Task description: Go over the records and copy every line with the string "comment".

........

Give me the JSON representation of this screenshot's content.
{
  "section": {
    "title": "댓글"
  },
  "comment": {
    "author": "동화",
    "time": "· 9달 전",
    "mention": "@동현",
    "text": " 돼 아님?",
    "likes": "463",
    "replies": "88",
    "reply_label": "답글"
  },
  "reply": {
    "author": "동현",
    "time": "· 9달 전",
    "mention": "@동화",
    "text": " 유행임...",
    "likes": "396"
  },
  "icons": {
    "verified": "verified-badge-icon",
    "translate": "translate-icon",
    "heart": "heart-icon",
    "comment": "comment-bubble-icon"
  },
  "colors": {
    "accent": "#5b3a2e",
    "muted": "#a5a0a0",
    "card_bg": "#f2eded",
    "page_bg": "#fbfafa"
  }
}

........

Response box:
  "comment": {
    "comment": "comment-bubble-icon"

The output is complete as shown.